The cooling of our planet is practically the story of its evolution: 4.5 billion years ago, temperatures on the young Earth were extremely high. The surface of our planet was literally a deep sea of magma: it then cooled, over millions of years, to create its own (fragile) crust. Nonetheless, the enormous thermal energy generated from within the Earth still triggers several dynamic processes, such as mantle convection, plate tectonics and volcanism.
However, there are still many questions to be resolved. How fast has the Earth cooled down? How long will it take for this continuous cooling of the earth's interior to stop these heat-driven processes?
The answer is within you, blue planet
A possible answer to these questions can be found in the thermal conductivity of minerals, on the border between the core and the mantle of the Earth.
The boundary layer is important because it is where the rocks of the Earth's mantle are in direct contact with the hot iron-nickel fusion of the planet's outer core. It is an area formed mostly by a mineral called bridgmanite. Because the temperature gradient between the two layers is very large, there can be a lot of heat flowing here - but researchers have never had an easy time picking up data from that area.
The interior of the Earth "recreated" in the laboratory
Now, Professor Motohiko Murakami ETH and his colleagues have developed a sophisticated system that allows them to measure the thermal conductivity of bridgmanite in the laboratory, under the conditions of pressure and temperature that prevail within the Earth.
"This measurement system allowed us to show that the thermal conductivity of bridgmanite is about 1,5 times higher than assumed," says Murakami.
This suggests that the heat flux from the core to the mantle is also greater than previously thought. And this in turn causes heat to flow more freely, resulting in faster cooling. This can lead to plate tectonics decelerating faster than researchers previously predicted.
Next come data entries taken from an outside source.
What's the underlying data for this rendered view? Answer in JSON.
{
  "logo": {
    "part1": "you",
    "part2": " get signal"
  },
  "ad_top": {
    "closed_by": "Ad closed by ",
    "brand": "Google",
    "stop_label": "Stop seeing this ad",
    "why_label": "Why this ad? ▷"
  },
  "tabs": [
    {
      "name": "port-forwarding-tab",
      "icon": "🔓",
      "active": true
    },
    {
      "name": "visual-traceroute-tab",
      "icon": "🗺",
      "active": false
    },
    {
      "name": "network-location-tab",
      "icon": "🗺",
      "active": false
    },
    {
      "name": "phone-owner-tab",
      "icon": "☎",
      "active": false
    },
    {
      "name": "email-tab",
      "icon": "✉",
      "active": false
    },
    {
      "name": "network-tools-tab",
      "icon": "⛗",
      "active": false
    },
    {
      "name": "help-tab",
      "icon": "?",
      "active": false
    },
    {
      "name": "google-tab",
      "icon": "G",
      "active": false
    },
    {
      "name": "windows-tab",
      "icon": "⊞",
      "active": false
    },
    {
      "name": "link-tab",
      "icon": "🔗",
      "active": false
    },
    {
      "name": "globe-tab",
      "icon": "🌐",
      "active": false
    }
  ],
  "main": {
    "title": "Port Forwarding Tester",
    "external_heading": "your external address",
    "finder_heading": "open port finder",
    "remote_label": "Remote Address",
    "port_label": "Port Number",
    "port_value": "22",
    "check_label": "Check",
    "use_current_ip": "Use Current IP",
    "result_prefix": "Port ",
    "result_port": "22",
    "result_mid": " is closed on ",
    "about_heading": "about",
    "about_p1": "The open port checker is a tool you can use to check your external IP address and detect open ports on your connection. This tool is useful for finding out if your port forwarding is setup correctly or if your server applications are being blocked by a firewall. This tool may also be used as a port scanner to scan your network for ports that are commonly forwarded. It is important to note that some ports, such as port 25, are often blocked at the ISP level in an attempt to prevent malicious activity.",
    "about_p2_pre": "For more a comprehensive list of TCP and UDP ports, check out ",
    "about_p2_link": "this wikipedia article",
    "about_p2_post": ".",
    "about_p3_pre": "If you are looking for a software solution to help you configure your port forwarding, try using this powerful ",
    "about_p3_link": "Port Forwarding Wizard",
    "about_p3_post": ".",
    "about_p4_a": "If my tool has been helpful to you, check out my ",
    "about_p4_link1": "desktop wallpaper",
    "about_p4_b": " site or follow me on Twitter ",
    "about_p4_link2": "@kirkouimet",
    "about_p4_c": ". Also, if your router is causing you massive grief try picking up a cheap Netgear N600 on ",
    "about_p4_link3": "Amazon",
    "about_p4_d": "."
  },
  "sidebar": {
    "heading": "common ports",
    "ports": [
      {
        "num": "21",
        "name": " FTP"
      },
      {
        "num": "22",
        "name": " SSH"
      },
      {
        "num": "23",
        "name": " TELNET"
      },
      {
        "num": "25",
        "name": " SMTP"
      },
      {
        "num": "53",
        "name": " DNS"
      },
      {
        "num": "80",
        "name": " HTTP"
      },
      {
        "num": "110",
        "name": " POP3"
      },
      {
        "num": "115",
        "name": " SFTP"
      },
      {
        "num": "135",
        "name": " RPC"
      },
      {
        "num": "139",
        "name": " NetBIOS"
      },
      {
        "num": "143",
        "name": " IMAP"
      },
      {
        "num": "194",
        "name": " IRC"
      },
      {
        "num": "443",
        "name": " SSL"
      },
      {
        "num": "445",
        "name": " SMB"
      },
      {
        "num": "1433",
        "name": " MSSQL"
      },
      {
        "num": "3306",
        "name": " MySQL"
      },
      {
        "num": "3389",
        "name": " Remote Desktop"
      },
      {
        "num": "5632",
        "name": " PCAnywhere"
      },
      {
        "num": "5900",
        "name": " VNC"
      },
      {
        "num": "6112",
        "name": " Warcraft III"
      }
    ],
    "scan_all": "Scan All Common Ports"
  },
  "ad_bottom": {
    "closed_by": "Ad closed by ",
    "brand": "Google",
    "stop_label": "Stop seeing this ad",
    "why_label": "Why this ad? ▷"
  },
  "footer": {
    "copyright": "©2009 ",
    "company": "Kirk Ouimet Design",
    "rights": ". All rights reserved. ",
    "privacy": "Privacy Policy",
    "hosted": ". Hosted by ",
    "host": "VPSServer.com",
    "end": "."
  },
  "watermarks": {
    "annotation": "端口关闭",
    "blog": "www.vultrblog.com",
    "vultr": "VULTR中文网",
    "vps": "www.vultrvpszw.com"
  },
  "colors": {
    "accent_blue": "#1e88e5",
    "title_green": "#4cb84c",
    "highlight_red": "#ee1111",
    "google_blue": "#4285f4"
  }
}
The consequences of this study
Murakami and colleagues also showed that the rapid cooling of the mantle could become even faster, because bridgmantite at certain temperatures becomes post-perovskite, a mineral that conducts heat even more efficiently.
Our results could give us a new perspective on the evolution of Earth's dynamics. They suggest that Earth, like the other rocky planets Mercury and Mars, is cooling and going dormant much faster than expected.Motohiko Murakami, ETH Zurich